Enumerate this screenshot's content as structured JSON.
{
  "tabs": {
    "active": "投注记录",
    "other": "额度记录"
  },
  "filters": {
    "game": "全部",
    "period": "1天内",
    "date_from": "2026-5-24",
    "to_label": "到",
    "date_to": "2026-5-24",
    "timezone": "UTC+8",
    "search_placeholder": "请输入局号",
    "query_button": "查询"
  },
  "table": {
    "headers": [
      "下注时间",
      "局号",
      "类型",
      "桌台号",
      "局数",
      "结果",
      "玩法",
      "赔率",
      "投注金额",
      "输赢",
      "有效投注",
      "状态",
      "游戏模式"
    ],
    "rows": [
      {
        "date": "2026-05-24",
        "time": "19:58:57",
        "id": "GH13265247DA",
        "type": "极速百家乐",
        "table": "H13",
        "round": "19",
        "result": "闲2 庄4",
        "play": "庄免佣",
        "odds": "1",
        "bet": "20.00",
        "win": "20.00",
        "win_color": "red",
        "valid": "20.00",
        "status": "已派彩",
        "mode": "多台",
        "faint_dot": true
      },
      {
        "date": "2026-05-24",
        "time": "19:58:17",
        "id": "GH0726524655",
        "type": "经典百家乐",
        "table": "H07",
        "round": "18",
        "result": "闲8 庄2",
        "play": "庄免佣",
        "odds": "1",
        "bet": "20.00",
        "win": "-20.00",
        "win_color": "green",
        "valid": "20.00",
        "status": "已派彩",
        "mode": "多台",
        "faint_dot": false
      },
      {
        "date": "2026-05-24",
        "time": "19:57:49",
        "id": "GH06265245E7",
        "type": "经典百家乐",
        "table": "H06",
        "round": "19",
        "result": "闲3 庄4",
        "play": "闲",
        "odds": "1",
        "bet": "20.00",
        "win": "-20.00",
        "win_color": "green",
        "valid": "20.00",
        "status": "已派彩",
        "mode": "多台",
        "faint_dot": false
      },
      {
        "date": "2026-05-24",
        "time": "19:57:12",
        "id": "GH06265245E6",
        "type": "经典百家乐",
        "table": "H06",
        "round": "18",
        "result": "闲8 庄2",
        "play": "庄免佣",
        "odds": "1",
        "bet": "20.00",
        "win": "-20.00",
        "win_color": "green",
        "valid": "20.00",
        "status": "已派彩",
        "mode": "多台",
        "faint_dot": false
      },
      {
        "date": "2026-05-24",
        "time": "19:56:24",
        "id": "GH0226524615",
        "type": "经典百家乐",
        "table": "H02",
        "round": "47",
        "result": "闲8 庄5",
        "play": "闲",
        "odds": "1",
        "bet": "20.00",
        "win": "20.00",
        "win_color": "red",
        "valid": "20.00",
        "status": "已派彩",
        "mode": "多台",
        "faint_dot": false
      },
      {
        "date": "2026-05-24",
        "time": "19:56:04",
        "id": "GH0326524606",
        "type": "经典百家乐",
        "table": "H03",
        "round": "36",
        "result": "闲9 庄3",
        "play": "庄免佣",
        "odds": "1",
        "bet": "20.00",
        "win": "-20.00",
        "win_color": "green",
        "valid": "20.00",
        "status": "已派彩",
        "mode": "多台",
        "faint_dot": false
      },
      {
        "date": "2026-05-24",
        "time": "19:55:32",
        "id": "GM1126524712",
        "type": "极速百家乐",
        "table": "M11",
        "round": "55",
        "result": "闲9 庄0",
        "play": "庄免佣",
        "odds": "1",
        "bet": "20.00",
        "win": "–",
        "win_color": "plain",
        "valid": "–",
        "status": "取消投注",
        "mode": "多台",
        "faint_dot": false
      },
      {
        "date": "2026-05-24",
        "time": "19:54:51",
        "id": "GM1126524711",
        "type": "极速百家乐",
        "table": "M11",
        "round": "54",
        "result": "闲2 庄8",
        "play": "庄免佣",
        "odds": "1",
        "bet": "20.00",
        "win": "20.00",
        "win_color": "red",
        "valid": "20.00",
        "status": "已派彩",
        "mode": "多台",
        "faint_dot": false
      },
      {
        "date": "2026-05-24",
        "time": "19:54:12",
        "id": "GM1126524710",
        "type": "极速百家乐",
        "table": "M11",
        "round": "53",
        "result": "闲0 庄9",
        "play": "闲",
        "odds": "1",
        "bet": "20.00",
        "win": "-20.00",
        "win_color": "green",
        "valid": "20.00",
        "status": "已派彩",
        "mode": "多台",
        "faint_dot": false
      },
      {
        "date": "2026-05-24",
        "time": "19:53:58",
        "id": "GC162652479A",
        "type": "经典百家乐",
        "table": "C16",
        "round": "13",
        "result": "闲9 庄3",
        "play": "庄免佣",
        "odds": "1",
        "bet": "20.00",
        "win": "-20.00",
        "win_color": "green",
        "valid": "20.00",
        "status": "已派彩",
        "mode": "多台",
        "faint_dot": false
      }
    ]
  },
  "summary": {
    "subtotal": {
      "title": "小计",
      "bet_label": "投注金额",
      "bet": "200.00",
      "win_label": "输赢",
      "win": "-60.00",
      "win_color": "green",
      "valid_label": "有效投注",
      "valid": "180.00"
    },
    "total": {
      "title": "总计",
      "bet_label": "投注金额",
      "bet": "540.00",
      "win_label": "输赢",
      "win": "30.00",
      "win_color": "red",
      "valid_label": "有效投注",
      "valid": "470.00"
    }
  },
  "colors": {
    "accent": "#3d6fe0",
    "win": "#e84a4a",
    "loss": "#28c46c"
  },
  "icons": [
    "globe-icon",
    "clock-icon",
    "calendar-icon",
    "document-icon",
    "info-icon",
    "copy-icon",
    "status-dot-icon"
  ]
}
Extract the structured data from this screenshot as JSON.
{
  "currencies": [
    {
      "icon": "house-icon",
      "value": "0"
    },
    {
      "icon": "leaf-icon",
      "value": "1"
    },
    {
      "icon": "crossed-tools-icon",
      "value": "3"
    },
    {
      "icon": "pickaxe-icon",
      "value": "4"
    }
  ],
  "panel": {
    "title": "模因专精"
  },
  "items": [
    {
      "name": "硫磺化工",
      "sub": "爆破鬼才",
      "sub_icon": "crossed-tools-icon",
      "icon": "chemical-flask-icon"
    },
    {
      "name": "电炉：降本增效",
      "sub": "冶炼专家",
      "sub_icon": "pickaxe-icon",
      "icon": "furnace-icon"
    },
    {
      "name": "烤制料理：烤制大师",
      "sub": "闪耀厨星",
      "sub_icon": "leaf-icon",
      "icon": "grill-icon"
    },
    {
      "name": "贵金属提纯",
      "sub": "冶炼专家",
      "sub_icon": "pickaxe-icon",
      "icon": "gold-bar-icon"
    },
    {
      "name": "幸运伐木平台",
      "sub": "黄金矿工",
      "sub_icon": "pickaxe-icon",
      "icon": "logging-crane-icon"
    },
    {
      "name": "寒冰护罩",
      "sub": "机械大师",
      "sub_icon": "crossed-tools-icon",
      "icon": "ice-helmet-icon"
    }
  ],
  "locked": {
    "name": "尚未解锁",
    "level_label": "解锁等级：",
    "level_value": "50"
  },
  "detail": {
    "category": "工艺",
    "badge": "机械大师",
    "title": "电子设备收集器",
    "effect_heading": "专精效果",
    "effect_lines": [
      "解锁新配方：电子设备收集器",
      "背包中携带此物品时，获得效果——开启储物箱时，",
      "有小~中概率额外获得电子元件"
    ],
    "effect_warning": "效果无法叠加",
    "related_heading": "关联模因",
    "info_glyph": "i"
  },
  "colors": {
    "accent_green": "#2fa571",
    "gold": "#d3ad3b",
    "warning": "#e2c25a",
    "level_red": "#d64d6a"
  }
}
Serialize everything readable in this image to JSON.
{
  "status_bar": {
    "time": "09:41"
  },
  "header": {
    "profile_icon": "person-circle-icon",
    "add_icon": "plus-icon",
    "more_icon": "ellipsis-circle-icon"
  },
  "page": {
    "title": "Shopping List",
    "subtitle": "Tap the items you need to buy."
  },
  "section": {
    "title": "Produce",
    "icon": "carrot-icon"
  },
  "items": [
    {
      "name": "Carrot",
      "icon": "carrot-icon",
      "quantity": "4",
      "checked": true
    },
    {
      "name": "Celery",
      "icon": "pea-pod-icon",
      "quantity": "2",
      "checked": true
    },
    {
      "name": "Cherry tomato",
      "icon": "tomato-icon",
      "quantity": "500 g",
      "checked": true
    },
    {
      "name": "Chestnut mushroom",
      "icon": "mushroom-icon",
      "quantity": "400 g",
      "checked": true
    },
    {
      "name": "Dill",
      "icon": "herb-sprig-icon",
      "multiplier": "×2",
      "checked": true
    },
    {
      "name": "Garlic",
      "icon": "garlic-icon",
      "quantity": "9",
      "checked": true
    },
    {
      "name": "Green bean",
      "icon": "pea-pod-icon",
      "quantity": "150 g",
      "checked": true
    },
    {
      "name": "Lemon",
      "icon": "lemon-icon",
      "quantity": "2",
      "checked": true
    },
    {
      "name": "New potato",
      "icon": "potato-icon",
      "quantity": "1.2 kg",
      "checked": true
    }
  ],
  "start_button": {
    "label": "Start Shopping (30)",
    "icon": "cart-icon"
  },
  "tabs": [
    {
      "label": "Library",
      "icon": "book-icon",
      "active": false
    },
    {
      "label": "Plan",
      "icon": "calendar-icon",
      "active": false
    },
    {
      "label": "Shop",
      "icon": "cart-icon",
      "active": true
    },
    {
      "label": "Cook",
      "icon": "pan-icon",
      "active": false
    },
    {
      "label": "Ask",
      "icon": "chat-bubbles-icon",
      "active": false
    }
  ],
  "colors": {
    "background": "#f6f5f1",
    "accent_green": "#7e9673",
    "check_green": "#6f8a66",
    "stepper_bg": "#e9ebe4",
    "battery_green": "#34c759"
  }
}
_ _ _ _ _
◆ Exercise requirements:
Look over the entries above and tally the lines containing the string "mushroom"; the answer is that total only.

◆ Task result:
2